:: WHAT THE EXERCISE ASKS ::
Only lines holding the word "Nyaba" are wanted. Copy them from the listing below.

:: RECORDS FOR THIS EXERCISE ::
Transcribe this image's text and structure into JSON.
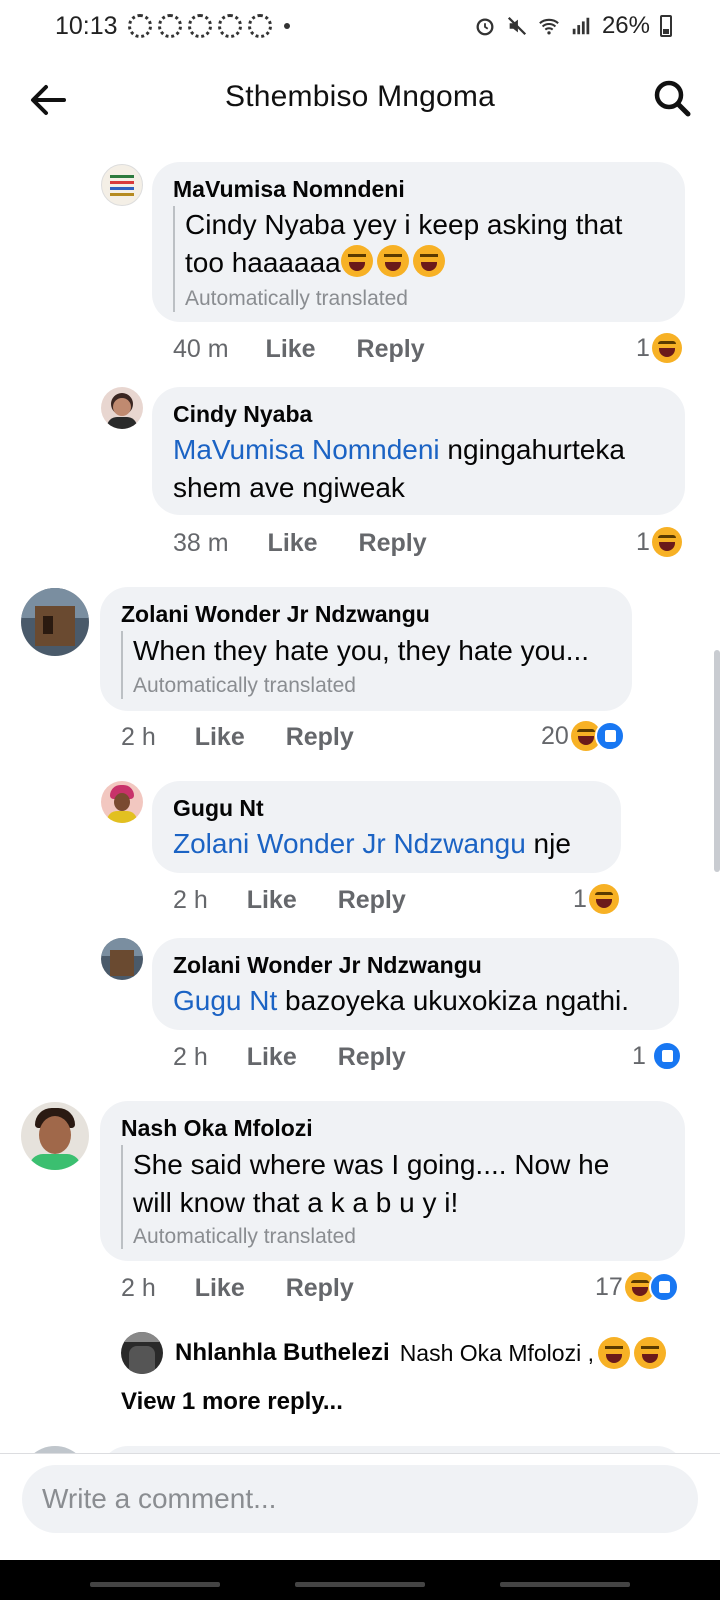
{
  "status_bar": {
    "time": "10:13",
    "battery": "26%"
  },
  "header": {
    "title": "Sthembiso Mngoma"
  },
  "comments": [
    {
      "author": "MaVumisa  Nomndeni",
      "text": "Cindy Nyaba yey i keep asking that too haaaaaa",
      "translated": "Automatically translated",
      "time": "40 m",
      "like": "Like",
      "reply": "Reply",
      "reaction_count": "1"
    },
    {
      "author": "Cindy Nyaba",
      "mention": "MaVumisa Nomndeni",
      "text": " ngingahurteka shem ave ngiweak",
      "time": "38 m",
      "like": "Like",
      "reply": "Reply",
      "reaction_count": "1"
    },
    {
      "author": "Zolani Wonder Jr Ndzwangu",
      "text": "When they hate you, they hate you...",
      "translated": "Automatically translated",
      "time": "2 h",
      "like": "Like",
      "reply": "Reply",
      "reaction_count": "20"
    },
    {
      "author": "Gugu Nt",
      "mention": "Zolani Wonder Jr Ndzwangu",
      "text": " nje",
      "time": "2 h",
      "like": "Like",
      "reply": "Reply",
      "reaction_count": "1"
    },
    {
      "author": "Zolani Wonder Jr Ndzwangu",
      "mention": "Gugu Nt",
      "text": " bazoyeka ukuxokiza ngathi.",
      "time": "2 h",
      "like": "Like",
      "reply": "Reply",
      "reaction_count": "1"
    },
    {
      "author": "Nash Oka Mfolozi",
      "text": "She said where was I going.... Now he will know that a k a b u y i!",
      "translated": "Automatically translated",
      "time": "2 h",
      "like": "Like",
      "reply": "Reply",
      "reaction_count": "17"
    }
  ],
  "reply_preview": {
    "name": "Nhlanhla Buthelezi",
    "text": "Nash Oka Mfolozi ,"
  },
  "view_more": "View 1 more reply...",
  "composer": {
    "placeholder": "Write a comment..."
  }
}
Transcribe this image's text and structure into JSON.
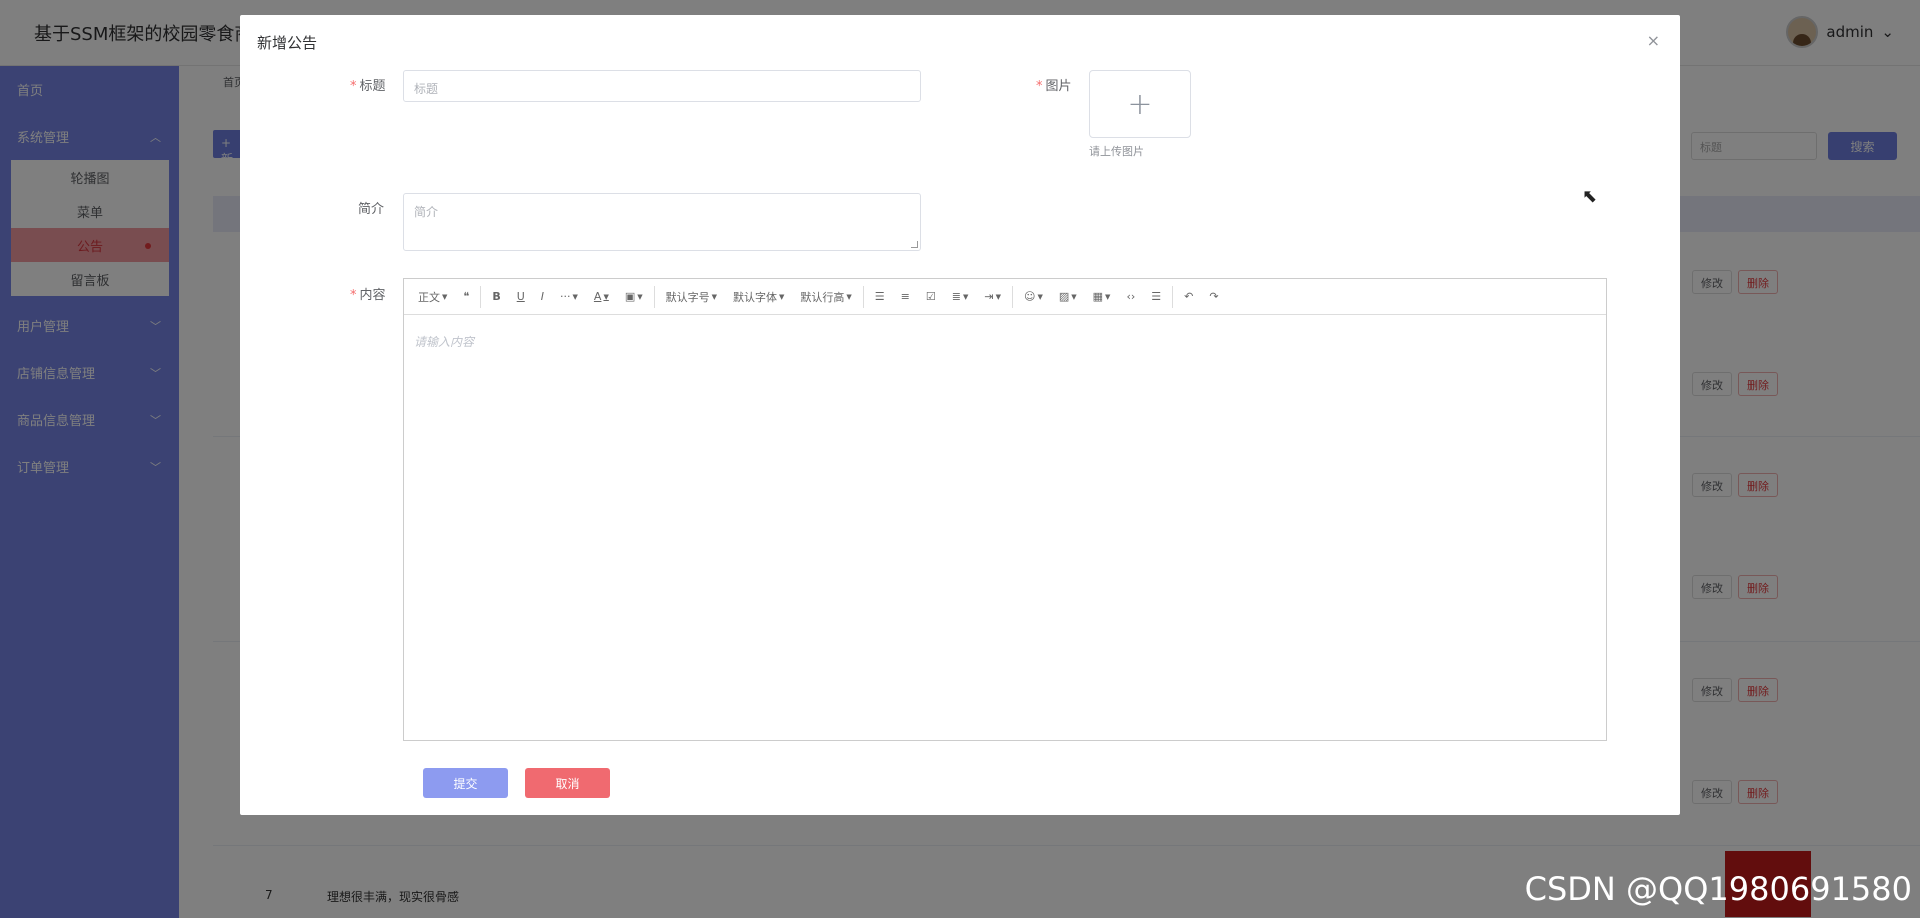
{
  "app": {
    "title": "基于SSM框架的校园零食商",
    "user": "admin"
  },
  "sidebar": {
    "items": [
      {
        "label": "首页"
      },
      {
        "label": "系统管理"
      },
      {
        "label": "用户管理"
      },
      {
        "label": "店铺信息管理"
      },
      {
        "label": "商品信息管理"
      },
      {
        "label": "订单管理"
      }
    ],
    "submenu": [
      {
        "label": "轮播图"
      },
      {
        "label": "菜单"
      },
      {
        "label": "公告"
      },
      {
        "label": "留言板"
      }
    ]
  },
  "background": {
    "breadcrumb": "首页",
    "add_label": "+ 新",
    "search_placeholder": "标题",
    "search_label": "搜索",
    "edit_label": "修改",
    "delete_label": "删除",
    "last_row": {
      "index": "7",
      "title": "理想很丰满，现实很骨感"
    }
  },
  "dialog": {
    "title": "新增公告",
    "close": "×",
    "title_label": "标题",
    "title_placeholder": "标题",
    "image_label": "图片",
    "upload_plus": "+",
    "upload_hint": "请上传图片",
    "intro_label": "简介",
    "intro_placeholder": "简介",
    "content_label": "内容",
    "editor_placeholder": "请输入内容",
    "toolbar": {
      "paragraph": "正文",
      "font_size": "默认字号",
      "font_family": "默认字体",
      "line_height": "默认行高"
    },
    "submit": "提交",
    "cancel": "取消"
  },
  "watermark": "CSDN @QQ1980691580"
}
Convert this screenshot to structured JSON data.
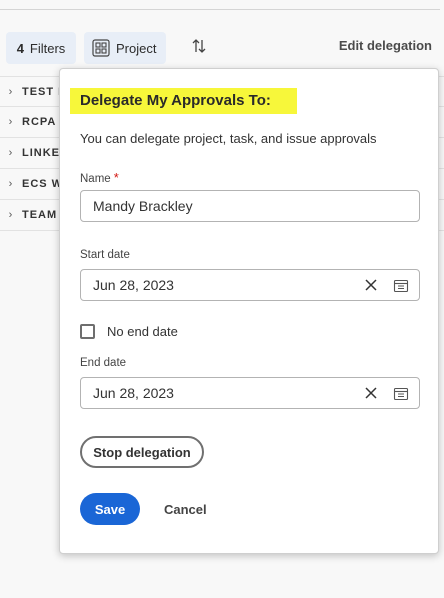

:: FINAL ANSWER ::
      "text": "Cindy Nyaba yey i keep asking that too haaaaaa",
      "author": "Cindy Nyaba",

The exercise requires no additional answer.